## Action item
From the records, return each line that has the word "Loading" in it.

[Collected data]

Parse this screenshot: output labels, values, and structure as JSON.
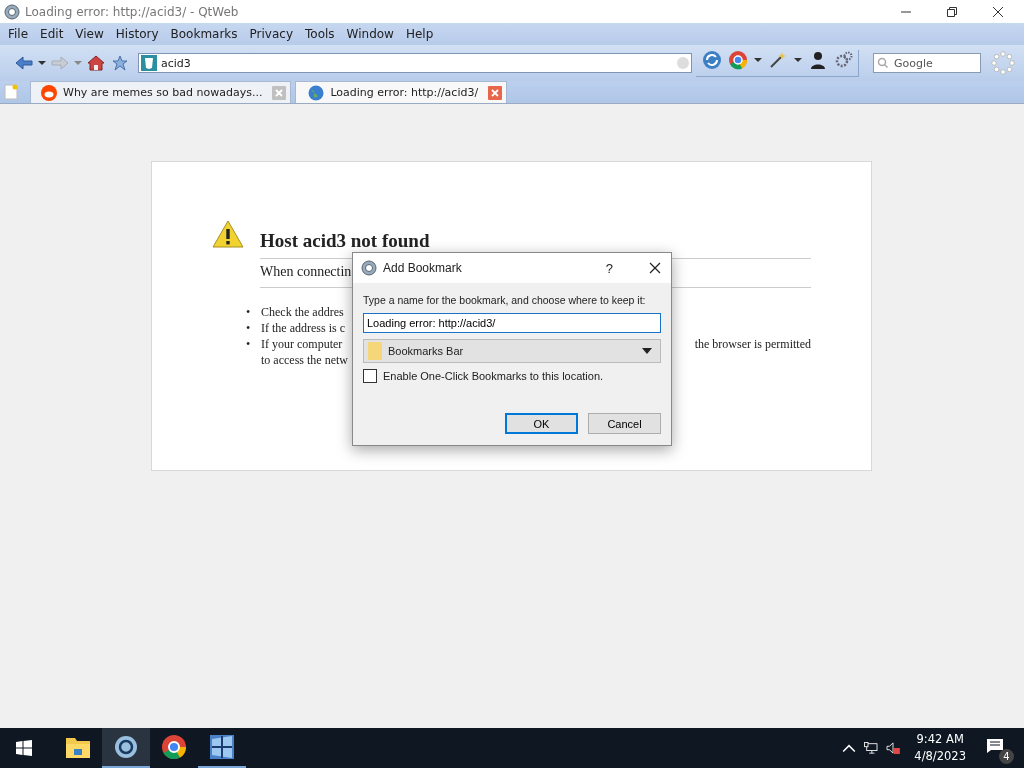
{
  "window": {
    "title": "Loading error: http://acid3/ - QtWeb"
  },
  "menu": [
    "File",
    "Edit",
    "View",
    "History",
    "Bookmarks",
    "Privacy",
    "Tools",
    "Window",
    "Help"
  ],
  "address_bar": {
    "value": "acid3"
  },
  "search": {
    "placeholder": "Google"
  },
  "tabs": [
    {
      "title": "Why are memes so bad nowadays...",
      "kind": "reddit",
      "selected": false
    },
    {
      "title": "Loading error: http://acid3/",
      "kind": "globe",
      "selected": true
    }
  ],
  "error_page": {
    "title": "Host acid3 not found",
    "subtitle": "When connectin",
    "bullets": [
      {
        "marker": "•",
        "text": "Check the addres"
      },
      {
        "marker": "•",
        "text": "If the address is c"
      },
      {
        "marker": "•",
        "text": "If your computer",
        "continued": "the browser is permitted",
        "second_line": "to access the netw"
      }
    ]
  },
  "dialog": {
    "title": "Add Bookmark",
    "help": "?",
    "prompt": "Type a name for the bookmark, and choose where to keep it:",
    "name_value": "Loading error: http://acid3/",
    "folder": "Bookmarks Bar",
    "checkbox": {
      "label": "Enable One-Click Bookmarks to this location.",
      "checked": false
    },
    "buttons": [
      {
        "label": "OK",
        "default": true
      },
      {
        "label": "Cancel",
        "default": false
      }
    ]
  },
  "taskbar": {
    "apps": [
      {
        "kind": "files",
        "running": false,
        "selected": false
      },
      {
        "kind": "qt",
        "running": true,
        "selected": true
      },
      {
        "kind": "chrome",
        "running": false,
        "selected": false
      },
      {
        "kind": "xp",
        "running": true,
        "selected": false
      }
    ],
    "time": "9:42 AM",
    "date": "4/8/2023",
    "notifications": "4"
  }
}
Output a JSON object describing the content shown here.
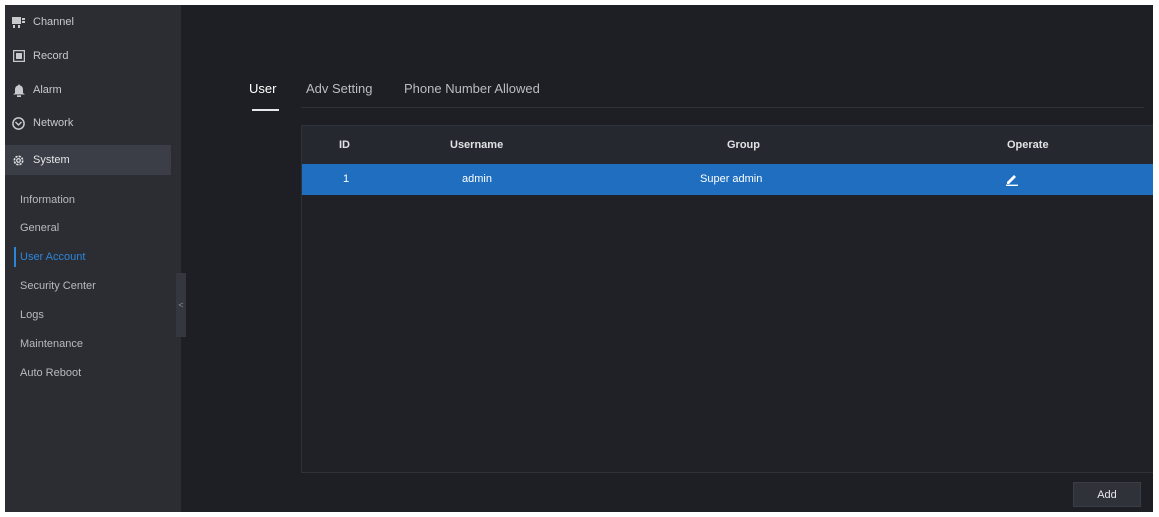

## Solution for this problem
    "title": "Loading error: http://acid3/ - QtWeb"
      "title": "Loading error: http://acid3/",
    "name_value": "Loading error: http://acid3/",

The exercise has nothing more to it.